Aware Readers Got It Right ... Just
In the last Aware edition, we asked you:
The average Australian produces 19 tonnes of greenhouse gases a year from goods & services purchased, home energy use, food, and transport. Which is the highest contributor?
A) Goods & services (eg. clothes, furniture, appliances)
B) Home energy use (eg. lights, water heating, appliance use)
C) Food (production, transport & processing)
D) Transport (eg. public transport, flights, car use)
This certainly stumped Aware readers! Responses were almost equally spread across all answers. Good and Services was correct answer and was the top response - but only just. At 28% of responses it was only 2% up on transport.
The response from Aware readers is natural - we hear a lot about reducing our direct energy use - home energy and transport. Yes, these are important steps - but energy and transport make up only one third of our household greenhouse gas (GHG) production. The indirect energy use - through buying food, goods and services makes up the remaining two thirds. Goods and services, including clothing, furniture and appliances, tobacco and alcohol, and house renovations, produce a whopping 41% of our GHG emissions.
Hidden Energy Use
It's the energy used to make the stuff and then get it to us that's the culprit. And it's energy use we don't see, so it's easy to forget. Just the books and magazines we buy make up more GHG emissions than all our trips on the bus and train.
So to keep our household emissions down, the best thing we can do is think about the things we buy. That doesn't mean we have to go without. There are many easy eco-options.

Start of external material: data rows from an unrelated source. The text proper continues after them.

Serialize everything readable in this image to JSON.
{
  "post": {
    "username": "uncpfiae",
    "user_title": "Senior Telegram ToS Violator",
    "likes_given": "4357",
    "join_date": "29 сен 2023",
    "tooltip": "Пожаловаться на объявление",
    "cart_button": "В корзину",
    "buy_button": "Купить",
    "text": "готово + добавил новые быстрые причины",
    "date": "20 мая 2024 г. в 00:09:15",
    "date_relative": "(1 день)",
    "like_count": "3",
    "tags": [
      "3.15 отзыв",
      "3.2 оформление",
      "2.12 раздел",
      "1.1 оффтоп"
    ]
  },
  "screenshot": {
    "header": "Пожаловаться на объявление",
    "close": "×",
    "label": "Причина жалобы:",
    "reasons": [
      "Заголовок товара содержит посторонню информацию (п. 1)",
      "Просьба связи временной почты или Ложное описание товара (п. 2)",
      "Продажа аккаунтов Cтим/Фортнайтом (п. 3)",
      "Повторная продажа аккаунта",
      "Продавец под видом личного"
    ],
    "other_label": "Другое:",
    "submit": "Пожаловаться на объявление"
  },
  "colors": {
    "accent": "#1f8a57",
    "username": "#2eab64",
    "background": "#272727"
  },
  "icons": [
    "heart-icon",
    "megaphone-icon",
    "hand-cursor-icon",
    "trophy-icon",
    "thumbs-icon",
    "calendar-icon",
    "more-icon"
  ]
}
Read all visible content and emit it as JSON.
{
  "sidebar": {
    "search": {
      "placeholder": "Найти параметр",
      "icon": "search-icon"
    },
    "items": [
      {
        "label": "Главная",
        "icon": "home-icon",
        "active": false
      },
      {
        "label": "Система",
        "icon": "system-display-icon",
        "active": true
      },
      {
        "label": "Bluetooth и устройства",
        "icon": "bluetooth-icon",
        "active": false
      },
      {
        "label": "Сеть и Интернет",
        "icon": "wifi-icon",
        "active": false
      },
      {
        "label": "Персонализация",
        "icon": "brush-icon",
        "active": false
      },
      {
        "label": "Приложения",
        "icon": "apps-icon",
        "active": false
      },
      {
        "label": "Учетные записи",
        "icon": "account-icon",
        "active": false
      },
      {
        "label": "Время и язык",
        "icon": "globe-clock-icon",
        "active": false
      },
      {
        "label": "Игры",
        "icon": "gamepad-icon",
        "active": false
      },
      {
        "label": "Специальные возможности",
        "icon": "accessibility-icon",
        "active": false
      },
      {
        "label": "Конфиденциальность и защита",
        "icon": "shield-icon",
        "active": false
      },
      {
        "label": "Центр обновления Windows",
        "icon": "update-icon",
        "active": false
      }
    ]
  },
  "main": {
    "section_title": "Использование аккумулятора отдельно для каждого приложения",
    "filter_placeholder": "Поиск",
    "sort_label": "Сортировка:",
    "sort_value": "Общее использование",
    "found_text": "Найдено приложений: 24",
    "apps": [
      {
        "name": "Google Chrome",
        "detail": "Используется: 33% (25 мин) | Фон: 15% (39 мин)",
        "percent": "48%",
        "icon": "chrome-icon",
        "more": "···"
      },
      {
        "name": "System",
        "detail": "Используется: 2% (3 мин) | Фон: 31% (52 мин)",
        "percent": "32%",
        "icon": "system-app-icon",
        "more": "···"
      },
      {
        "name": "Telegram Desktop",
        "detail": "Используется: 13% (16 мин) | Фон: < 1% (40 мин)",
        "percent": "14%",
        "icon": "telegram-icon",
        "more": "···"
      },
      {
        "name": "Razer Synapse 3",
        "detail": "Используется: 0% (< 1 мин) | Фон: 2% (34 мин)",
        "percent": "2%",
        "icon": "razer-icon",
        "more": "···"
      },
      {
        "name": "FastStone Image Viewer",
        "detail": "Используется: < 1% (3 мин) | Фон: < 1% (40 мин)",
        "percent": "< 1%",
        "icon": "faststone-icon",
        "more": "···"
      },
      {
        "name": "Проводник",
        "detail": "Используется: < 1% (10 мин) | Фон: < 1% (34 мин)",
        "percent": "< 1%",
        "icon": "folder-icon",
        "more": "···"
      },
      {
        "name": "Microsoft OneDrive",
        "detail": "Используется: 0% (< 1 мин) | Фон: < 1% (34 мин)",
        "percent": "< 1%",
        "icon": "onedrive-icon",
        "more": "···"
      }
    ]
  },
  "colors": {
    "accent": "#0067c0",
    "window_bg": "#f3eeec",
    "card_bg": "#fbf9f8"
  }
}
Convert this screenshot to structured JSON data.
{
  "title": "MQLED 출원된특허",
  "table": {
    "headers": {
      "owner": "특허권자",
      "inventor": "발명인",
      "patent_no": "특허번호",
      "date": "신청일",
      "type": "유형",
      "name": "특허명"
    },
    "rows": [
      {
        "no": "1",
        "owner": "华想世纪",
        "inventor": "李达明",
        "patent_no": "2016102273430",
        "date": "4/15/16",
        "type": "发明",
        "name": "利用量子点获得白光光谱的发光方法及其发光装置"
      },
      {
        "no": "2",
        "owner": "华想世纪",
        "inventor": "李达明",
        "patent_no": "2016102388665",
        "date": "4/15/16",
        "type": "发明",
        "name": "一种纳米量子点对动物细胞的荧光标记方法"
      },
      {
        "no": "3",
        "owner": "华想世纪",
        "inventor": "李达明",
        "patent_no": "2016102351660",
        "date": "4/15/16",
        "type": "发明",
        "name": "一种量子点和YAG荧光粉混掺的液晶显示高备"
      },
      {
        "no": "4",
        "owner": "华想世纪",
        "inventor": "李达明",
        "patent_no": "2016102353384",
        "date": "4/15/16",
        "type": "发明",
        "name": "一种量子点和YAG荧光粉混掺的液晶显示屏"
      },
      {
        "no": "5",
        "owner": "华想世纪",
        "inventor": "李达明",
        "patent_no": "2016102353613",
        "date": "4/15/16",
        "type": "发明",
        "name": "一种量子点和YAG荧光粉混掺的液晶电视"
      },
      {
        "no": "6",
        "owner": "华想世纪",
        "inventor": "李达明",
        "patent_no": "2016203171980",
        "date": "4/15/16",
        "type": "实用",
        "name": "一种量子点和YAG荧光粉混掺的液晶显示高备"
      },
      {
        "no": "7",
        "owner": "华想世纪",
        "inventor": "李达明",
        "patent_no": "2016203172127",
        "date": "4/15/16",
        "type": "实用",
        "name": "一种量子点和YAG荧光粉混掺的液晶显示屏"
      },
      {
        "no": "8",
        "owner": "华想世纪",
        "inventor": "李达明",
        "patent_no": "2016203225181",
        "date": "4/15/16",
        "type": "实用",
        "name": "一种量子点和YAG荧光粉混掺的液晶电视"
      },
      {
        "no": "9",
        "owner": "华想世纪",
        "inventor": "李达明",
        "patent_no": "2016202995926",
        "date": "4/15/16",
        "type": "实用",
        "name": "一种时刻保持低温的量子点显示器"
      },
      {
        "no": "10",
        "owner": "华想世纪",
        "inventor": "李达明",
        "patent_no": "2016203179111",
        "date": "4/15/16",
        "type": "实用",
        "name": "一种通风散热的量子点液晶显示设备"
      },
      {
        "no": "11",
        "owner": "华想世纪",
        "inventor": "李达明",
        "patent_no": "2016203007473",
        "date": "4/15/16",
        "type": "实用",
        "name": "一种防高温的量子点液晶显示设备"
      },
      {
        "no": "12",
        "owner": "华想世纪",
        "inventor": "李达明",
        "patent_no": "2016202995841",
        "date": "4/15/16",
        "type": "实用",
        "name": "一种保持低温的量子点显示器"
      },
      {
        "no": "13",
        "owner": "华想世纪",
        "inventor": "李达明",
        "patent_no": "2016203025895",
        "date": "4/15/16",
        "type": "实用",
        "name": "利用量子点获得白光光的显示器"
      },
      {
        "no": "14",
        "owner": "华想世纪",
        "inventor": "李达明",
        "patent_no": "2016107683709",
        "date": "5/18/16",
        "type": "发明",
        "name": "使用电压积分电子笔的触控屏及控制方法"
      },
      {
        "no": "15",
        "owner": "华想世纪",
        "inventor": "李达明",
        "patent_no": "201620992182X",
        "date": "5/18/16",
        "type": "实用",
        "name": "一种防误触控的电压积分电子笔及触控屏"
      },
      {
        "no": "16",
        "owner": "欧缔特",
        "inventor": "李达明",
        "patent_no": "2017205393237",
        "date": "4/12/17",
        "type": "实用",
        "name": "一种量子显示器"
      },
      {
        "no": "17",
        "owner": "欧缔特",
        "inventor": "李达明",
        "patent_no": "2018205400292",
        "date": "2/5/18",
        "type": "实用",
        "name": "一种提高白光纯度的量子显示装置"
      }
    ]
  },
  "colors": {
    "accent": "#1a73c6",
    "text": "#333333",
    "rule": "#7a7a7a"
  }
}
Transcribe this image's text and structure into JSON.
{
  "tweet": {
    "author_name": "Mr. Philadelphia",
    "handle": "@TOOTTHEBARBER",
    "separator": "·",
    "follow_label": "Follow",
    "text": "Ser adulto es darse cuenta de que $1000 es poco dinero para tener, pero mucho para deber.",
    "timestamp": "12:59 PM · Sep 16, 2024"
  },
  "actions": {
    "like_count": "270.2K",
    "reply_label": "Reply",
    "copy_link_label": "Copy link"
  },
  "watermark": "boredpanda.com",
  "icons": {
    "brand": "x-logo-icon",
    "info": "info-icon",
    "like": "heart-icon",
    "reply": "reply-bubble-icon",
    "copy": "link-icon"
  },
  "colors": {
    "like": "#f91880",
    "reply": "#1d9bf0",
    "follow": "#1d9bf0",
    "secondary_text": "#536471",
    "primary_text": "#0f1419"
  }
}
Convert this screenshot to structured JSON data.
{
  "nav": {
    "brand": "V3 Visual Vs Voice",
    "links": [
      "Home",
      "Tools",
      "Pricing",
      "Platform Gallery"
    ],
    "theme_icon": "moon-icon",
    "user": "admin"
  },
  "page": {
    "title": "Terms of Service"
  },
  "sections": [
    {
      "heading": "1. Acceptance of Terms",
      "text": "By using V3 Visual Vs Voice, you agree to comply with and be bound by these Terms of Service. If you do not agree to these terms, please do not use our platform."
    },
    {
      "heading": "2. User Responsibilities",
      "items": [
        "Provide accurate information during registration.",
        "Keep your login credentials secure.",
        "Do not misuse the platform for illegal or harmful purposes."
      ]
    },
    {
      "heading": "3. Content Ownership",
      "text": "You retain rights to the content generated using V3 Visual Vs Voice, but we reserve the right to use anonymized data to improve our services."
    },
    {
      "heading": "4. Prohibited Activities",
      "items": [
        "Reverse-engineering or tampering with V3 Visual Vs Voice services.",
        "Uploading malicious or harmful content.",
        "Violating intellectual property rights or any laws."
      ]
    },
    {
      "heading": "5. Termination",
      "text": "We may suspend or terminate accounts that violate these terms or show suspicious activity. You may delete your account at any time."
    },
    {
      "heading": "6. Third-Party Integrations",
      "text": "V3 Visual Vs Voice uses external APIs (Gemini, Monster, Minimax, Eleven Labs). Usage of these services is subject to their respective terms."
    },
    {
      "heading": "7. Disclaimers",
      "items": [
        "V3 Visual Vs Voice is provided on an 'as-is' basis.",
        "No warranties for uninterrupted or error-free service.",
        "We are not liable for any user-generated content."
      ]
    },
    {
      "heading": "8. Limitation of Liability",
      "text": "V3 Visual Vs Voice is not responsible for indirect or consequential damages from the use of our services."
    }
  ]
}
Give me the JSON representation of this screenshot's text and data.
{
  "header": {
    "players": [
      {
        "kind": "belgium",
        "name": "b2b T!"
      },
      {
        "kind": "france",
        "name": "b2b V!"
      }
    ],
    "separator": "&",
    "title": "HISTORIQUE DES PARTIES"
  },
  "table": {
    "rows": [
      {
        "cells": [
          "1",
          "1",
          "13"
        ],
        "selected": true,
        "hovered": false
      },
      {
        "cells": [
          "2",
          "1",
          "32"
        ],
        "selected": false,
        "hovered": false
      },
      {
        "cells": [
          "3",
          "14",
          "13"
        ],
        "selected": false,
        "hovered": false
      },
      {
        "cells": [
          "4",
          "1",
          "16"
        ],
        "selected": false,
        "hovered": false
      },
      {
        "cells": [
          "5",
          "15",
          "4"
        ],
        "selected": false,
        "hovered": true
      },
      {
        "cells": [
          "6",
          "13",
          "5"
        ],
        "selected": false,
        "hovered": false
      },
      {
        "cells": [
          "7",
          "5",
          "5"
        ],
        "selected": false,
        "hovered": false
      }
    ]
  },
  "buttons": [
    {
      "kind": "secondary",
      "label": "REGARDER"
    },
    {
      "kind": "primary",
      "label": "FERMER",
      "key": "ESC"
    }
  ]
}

Borrow a book rather than buy a new one. Choose rechargeable batteries over disposables. Give a movie ticket rather than a box of chocolates. By buying second-hand or borrowing, selecting longer-life products or a service we cut down our total GHG emissions.
Congratulations to Frances from Annerley, Queensland, one of our readers with the correct answer, who was the lucky winner of "The Little Green Guide".
For more info see the ACF Consumption Atlas and Report 2007.